Flex: Stiffer fins drive harder. Softer fins can offer less performance.

How to Install Fins

10 Rules to Choose the Right Fins

These 10 rules will help you select the right fins to tweak your board and make surfing more fun:

1) If your board feels too stiff, use smaller fins or fins with less sweep or more flex.

2) If your board feels too loose and lacks drive, use bigger fins, a stiffer flex fin or a fin with more sweep.

3) Lighter surfers require less fin area to provide enough hold on a wave.

4) To make a board more responsive, choose a fin constructed of stiffer materials.

5) Boards with long rails and close fin clusters (known as guns) require less fin area (even guns used for giant surf use small to medium fins).

6) Boards with much rocker should use fins with more area, depth or sweep.

7) Boards with deep tail channels need less fin area (small tips can increase the release out of turns).

8) Boards with wide tails need more fin area than those with narrow tails (fishes).

9) Small boards in big or powerful waves need larger or more swept fins.

10) Different sized fins give the surfboard different capabilities. Switch out fins to experiment with your board and its performance.

FCS versus Futures Fins

FCS offers the largest selection of fins, with over four dozen models in half-a-dozen materials which are available here.

FCS is just a larger force in the industry and used by more shapers and surfers. FCS lists among their clients: shapers Al Merrick, Rusty Preisendorfer, Matt Biolos, William 'Stretch' Riedel, and pro surfers Kelly Slater, Jack Robinson, CJ Hobgood and many others. It's hard to argue against such surf luminaries.

Futures Fins offers some advantages. Their design uses only one screw, which makes them simpler to install than FCS. Some say they also fit more tightly and secure in the box.

Futures Fins also offers a wider selection of fin foil patterns. Their special high tech material used in Black Stix offers a unique flex.

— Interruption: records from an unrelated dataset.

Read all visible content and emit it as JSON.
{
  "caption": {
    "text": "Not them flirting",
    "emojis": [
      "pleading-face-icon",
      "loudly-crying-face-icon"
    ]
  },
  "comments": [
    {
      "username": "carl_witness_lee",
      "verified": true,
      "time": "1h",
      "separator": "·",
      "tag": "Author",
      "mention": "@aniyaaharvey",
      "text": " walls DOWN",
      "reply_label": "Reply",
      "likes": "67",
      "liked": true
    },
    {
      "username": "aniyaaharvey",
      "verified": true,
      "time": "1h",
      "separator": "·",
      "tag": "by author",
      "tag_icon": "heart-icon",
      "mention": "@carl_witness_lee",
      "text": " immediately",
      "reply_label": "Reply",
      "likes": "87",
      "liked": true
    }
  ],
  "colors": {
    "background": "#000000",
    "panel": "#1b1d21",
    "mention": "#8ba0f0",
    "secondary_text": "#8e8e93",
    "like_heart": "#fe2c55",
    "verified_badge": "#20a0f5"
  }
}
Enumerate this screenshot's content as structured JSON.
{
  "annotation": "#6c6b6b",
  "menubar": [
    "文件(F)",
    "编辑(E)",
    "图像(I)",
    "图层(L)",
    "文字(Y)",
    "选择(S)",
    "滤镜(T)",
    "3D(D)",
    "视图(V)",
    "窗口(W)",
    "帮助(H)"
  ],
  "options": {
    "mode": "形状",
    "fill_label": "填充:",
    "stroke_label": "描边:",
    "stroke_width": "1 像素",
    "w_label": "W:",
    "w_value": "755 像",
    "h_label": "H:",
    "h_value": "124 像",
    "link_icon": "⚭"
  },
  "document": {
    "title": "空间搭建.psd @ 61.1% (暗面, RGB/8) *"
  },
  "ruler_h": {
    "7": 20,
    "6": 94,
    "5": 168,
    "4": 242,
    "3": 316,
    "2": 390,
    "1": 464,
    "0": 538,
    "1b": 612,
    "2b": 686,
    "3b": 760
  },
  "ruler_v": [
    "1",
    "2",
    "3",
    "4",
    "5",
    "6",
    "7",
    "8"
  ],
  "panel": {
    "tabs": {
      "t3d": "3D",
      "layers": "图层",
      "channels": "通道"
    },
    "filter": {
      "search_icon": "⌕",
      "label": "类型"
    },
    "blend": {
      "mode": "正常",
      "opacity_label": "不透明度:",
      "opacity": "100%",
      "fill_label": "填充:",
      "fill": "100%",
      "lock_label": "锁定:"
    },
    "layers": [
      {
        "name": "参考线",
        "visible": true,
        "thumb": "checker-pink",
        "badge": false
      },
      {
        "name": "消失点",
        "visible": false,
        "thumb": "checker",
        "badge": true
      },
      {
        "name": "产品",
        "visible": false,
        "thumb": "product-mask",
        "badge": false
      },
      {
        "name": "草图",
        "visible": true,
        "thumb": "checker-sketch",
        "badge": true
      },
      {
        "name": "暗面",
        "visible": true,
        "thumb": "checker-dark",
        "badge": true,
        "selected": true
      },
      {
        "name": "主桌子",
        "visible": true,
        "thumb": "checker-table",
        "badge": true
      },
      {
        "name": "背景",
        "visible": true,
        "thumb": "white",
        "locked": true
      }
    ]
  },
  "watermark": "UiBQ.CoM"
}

Because they have not been adopted as widely by the industry they can be difficult to find but we offer a good selection here.